It probably comes as no surprise that your microwave leaks a little energy. Every time you heat up last night’s leftovers, a few electromagnetic waves seep out the door and through the window. It’s nothing to worry about (as long as you don’t stick your head in front and set the thing for a hour-long nuke). And the relevant authorities allow a little waste, as long as manufacturers stay within agreed limits.
Researchers at the University of Tokyo and Georgia Institute of Technology wondered if this energy could be used for something, because these days we can’t afford to waste too much.

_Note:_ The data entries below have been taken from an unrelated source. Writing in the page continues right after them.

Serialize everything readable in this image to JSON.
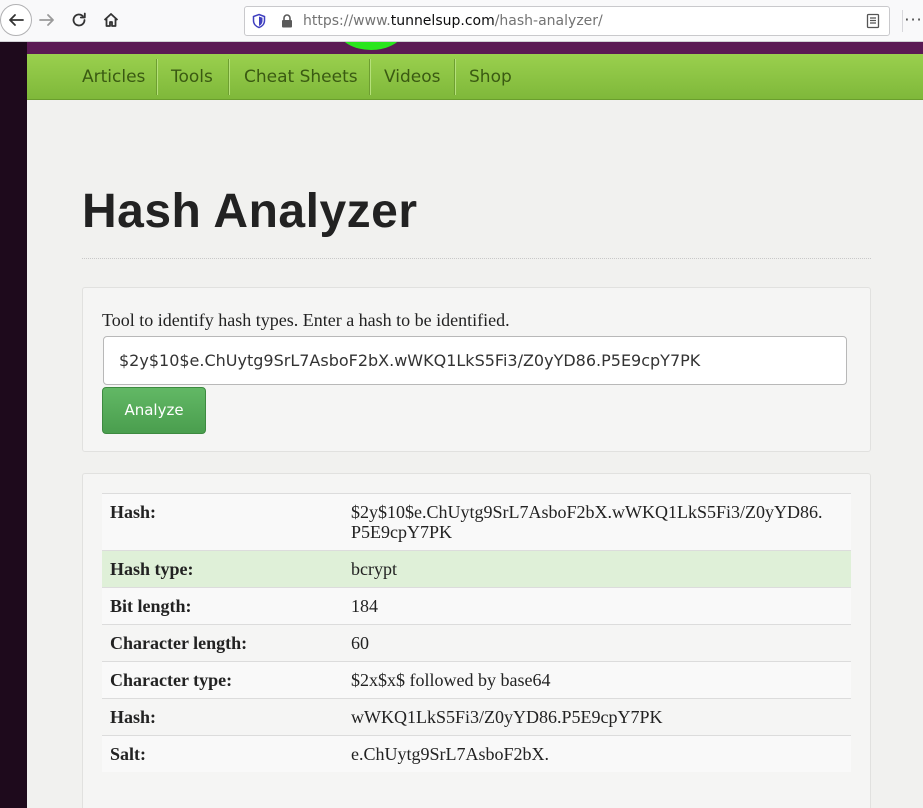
{
  "browser": {
    "url_prefix": "https://www.",
    "url_domain": "tunnelsup.com",
    "url_path": "/hash-analyzer/",
    "menu_glyph": "···"
  },
  "nav": {
    "items": [
      "Articles",
      "Tools",
      "Cheat Sheets",
      "Videos",
      "Shop"
    ]
  },
  "page": {
    "title": "Hash Analyzer"
  },
  "form": {
    "description": "Tool to identify hash types. Enter a hash to be identified.",
    "hash_value": "$2y$10$e.ChUytg9SrL7AsboF2bX.wWKQ1LkS5Fi3/Z0yYD86.P5E9cpY7PK",
    "analyze_label": "Analyze"
  },
  "results": [
    {
      "label": "Hash:",
      "value": "$2y$10$e.ChUytg9SrL7AsboF2bX.wWKQ1LkS5Fi3/Z0yYD86.P5E9cpY7PK"
    },
    {
      "label": "Hash type:",
      "value": "bcrypt"
    },
    {
      "label": "Bit length:",
      "value": "184"
    },
    {
      "label": "Character length:",
      "value": "60"
    },
    {
      "label": "Character type:",
      "value": "$2x$x$ followed by base64"
    },
    {
      "label": "Hash:",
      "value": "wWKQ1LkS5Fi3/Z0yYD86.P5E9cpY7PK"
    },
    {
      "label": "Salt:",
      "value": "e.ChUytg9SrL7AsboF2bX."
    }
  ],
  "colors": {
    "nav_green": "#8bc34a",
    "header_purple": "#5b1a54",
    "highlight_row": "#dff0d8",
    "analyze_button": "#4caf50"
  }
}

And, sure enough, they found that it could. They rigged up a small harvester in front of a microwave door “with a 1-cm-long microwave antenna to generate an electric current that could charge a circuit,” according to an article in the New Scientist. Then, they set the machine for two minutes. The energy they gathered was enough to run low-power gadgets like thermometers, timers, and scales.
For now, the experiment is just a proof-of-concept. But energy harvesting in general is a growing field of research. Scientists are looking at all kinds of ways of capturing more of the free, ambient energy that’s currently lost from equipment all around us. For example earlier this year, a German student showed how to recharge batteries from the energy seeping from power lines, refrigerators, and coffee machines.BS